For many, cannabis legalization is almost like a good dream; after years of watching the plant get demonized, people finally get to see it receive the positive attention it deserves. For Tim Pate, an artist and activist from the American Northwest, the best way to channel these demons is to put them on pumpkins, light one up and celebrate Halloween. Pate has been decorating spooky pumpkins for locals and fighting the good fight for years, spreading the word about cannabis and all the positive experiences he has had with the plant throughout his lifetime and advising on rules for legalization. Pate has also been carving pumpkins exclusively for CULTURE over the years, so this Halloween, we sat down with him to talk cannabis, carving, the Grateful Dead and things that go bump in the night.
How did you first start making art, and what are your inspirations? Were you always an artist or did this develop later in life?
I’ve been an artist my entire life. My great-grandfather taught me how to carve pumpkins when I was 14. Nature has always been my greatest inspiration, and carving faces is my biggest challenge and pleasure.
What inspired the cannabis-themed pumpkins? What is the idea behind them, and how did this get started?
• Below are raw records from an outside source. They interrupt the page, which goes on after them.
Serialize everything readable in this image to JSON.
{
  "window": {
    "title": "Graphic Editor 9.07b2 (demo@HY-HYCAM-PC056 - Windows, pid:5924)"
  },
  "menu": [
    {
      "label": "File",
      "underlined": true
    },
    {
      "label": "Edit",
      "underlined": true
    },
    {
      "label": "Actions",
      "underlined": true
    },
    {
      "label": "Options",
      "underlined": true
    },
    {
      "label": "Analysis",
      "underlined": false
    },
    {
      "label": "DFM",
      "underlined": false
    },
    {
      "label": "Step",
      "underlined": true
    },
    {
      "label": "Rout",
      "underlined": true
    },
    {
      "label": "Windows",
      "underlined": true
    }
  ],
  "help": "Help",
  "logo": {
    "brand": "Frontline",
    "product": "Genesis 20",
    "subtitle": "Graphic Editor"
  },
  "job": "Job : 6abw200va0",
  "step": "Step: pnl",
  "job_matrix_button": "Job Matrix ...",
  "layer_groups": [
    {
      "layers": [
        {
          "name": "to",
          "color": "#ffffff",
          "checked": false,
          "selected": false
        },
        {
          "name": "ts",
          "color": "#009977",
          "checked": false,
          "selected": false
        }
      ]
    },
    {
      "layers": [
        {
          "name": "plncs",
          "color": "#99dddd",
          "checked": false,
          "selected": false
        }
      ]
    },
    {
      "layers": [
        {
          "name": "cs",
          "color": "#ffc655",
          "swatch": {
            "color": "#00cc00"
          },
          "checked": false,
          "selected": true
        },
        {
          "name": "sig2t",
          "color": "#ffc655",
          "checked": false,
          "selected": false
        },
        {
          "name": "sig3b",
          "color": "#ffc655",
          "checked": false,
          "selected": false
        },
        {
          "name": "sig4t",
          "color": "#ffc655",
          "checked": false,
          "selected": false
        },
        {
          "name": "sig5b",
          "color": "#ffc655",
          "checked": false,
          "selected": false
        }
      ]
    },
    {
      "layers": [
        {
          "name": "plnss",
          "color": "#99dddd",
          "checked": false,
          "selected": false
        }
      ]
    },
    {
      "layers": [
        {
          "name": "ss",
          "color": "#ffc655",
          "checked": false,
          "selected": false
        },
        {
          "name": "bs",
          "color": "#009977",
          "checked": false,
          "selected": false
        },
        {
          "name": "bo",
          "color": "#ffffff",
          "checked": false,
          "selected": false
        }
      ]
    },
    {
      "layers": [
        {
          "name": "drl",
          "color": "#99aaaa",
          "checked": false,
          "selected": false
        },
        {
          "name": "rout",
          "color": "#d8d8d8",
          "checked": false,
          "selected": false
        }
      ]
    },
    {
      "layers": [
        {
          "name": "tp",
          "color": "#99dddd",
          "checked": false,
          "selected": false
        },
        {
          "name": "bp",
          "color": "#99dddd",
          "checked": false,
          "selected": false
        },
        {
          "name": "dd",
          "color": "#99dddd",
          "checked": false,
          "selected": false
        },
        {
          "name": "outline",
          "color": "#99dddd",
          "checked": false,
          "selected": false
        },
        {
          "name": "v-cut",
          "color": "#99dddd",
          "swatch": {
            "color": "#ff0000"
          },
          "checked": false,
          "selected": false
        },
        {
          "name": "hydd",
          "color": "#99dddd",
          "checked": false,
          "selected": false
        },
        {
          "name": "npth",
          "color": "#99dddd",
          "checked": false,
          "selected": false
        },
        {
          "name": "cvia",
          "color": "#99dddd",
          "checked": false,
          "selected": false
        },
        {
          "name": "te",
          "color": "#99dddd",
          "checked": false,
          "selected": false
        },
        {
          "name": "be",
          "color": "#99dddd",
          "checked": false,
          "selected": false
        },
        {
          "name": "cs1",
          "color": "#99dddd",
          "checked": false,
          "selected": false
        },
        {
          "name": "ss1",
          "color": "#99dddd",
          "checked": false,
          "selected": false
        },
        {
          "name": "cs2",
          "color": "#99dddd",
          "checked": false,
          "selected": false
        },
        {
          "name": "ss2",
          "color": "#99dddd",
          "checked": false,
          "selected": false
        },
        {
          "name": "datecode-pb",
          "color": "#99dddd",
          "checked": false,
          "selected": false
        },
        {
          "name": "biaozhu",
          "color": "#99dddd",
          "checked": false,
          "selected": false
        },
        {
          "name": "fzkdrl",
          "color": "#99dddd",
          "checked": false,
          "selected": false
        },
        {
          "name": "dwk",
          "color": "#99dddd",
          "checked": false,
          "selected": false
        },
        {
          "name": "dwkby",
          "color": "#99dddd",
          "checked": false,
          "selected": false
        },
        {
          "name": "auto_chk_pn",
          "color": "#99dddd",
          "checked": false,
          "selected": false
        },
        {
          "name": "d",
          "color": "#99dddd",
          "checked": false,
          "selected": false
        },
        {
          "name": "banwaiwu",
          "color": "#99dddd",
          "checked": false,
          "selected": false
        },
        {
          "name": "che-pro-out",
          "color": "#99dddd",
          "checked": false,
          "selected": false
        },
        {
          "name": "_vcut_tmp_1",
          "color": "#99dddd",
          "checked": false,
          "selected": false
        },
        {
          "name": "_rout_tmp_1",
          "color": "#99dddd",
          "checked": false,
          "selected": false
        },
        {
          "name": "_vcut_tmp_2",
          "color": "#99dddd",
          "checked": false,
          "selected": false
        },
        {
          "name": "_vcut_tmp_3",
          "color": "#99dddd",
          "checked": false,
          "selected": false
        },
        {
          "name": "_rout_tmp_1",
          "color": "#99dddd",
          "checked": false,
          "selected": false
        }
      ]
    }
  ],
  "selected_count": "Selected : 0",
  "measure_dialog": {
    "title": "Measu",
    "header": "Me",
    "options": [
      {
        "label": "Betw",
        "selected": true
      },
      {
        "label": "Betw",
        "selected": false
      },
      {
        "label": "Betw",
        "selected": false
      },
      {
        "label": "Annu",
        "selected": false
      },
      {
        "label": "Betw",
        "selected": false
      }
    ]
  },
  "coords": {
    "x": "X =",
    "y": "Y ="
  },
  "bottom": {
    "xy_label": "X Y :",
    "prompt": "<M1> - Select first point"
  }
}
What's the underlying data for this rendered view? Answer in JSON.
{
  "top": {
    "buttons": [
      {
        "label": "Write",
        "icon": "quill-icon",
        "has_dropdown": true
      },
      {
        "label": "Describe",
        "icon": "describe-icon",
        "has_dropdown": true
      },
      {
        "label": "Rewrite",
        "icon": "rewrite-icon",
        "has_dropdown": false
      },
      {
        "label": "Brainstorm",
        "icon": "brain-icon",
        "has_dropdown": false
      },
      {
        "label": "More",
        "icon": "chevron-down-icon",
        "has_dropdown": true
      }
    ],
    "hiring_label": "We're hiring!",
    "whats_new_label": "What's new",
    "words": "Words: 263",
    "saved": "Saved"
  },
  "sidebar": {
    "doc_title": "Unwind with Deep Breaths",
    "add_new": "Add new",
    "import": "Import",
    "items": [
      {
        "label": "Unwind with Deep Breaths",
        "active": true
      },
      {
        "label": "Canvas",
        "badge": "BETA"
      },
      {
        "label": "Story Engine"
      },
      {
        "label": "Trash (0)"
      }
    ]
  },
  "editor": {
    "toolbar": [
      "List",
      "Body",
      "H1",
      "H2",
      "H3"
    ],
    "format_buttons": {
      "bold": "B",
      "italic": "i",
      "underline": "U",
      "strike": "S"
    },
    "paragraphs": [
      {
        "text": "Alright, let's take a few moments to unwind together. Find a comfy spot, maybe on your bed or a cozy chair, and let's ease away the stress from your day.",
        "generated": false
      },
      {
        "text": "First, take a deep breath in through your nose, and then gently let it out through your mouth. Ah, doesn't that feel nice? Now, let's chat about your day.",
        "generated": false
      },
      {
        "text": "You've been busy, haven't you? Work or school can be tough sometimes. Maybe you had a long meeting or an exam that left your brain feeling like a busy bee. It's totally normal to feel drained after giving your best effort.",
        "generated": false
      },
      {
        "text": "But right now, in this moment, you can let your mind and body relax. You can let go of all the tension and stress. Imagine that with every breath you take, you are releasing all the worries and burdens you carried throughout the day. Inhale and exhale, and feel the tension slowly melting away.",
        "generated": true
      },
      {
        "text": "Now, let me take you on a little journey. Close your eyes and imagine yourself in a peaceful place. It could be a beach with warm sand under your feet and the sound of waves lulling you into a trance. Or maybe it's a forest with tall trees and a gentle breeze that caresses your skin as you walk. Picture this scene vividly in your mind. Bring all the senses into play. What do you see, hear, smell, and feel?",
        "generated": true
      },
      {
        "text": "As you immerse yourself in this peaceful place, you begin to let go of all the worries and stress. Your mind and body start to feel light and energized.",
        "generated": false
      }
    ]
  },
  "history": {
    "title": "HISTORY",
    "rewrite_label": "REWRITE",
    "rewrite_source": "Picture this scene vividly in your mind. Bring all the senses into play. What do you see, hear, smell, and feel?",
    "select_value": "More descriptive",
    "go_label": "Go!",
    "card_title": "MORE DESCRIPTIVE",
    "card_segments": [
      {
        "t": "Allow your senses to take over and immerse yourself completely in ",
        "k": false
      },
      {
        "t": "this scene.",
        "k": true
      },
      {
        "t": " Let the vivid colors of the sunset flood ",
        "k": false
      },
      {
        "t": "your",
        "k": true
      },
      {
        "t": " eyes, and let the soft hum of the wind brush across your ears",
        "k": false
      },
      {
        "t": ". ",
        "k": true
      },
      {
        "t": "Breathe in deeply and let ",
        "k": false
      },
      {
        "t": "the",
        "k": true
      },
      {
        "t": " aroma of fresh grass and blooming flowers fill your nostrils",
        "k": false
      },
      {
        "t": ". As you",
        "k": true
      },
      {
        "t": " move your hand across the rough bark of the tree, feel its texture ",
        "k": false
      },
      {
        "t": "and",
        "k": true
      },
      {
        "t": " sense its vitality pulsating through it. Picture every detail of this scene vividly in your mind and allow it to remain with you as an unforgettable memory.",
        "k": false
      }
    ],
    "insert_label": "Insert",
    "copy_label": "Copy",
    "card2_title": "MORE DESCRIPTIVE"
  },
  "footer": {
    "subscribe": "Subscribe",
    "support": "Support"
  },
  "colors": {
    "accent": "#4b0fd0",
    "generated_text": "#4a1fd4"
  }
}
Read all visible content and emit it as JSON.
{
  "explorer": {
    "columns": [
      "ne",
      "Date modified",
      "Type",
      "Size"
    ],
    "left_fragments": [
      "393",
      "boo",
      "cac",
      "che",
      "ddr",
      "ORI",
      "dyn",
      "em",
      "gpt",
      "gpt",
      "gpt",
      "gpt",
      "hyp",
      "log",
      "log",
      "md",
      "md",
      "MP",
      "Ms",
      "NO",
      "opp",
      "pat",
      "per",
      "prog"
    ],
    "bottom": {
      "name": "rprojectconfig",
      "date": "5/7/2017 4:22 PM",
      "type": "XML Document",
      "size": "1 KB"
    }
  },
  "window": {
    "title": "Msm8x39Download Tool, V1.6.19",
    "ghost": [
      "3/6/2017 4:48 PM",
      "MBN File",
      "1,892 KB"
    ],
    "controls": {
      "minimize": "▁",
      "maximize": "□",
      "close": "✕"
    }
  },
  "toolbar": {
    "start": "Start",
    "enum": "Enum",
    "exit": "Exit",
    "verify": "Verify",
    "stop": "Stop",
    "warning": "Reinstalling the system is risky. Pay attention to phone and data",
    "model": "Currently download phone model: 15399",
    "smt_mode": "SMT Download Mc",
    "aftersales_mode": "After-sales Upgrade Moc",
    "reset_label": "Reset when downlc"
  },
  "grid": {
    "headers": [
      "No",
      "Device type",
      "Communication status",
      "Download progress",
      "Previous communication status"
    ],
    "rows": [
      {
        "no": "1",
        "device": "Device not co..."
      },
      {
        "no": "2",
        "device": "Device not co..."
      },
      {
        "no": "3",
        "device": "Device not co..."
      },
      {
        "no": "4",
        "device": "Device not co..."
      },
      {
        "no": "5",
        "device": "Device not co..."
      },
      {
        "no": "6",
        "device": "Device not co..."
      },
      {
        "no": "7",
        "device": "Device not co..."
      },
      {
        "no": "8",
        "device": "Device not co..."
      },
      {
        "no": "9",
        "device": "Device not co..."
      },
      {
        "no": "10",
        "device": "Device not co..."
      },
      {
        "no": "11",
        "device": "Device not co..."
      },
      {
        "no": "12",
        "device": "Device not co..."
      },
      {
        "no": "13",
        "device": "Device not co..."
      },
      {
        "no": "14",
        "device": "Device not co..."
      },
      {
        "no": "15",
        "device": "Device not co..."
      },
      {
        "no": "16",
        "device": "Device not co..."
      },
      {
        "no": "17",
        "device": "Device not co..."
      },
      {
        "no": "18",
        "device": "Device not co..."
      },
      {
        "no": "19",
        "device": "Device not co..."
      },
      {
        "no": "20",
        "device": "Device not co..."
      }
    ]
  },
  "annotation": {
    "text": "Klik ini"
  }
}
I know a lot of cannabis dispensary owners and have carved quite a few pumpkins to decorate their stores, so I’m always trying to think of something new that will be fun and challenging, and CULTURE Magazine has pushed me artistically, too. The idea behind it is fun and money. Agro-entertainment is big business, and I’ve been involved in it for 18 years. The pumpkin patch I carve for on Sauvie Island [in Oregon] is having its 50th year anniversary this year.
How did you first start using cannabis? Has the plant always been a part of your life?
My first taste was at Nathan Hale High School in Tulsa, Oklahoma in the “smoke hole.” But don’t tell anybody; I might get in trouble!
How has cannabis affected your life, your health and your creativity? What impact has it had on you?
I spent 17 years in the crisis business, and I worked on the Rock Medicine team for the Grateful Dead from 1988, until Jerry Garcia died in 1995. I was the buckstopper in the Down Tent and never saw a cannabis overdose. It got me to thinking, and I came to the conclusion that cannabis was not harmful, so I became an activist. I’ve spent the last 22 years on Mainstage at the Seattle Hempfest declaring the goodness of cannabis and will do so ‘til I’m gone. I’m also featured in the book Cannabis Saved My Life, and it did just that . . . saved my life. And yes, when I have great pot, I can do great things creatively.
What do you think about legalization so far? What could be done better or differently, and how are you involved with activism?
When I began as an activist, recreational cannabis was a dream. Now it’s a reality. I love it. For the past five years I’ve served on the [Industrial Hemp Rules Advisory Committee] for the State of Oregon and helped write the rules we work under.
Do you have any cool plans for Halloween pumpkin carving this year?
Carve for CULTURE, Fox News, NBC. I have 15 days, 15 different locations in a row so . . . it’s all cool to me.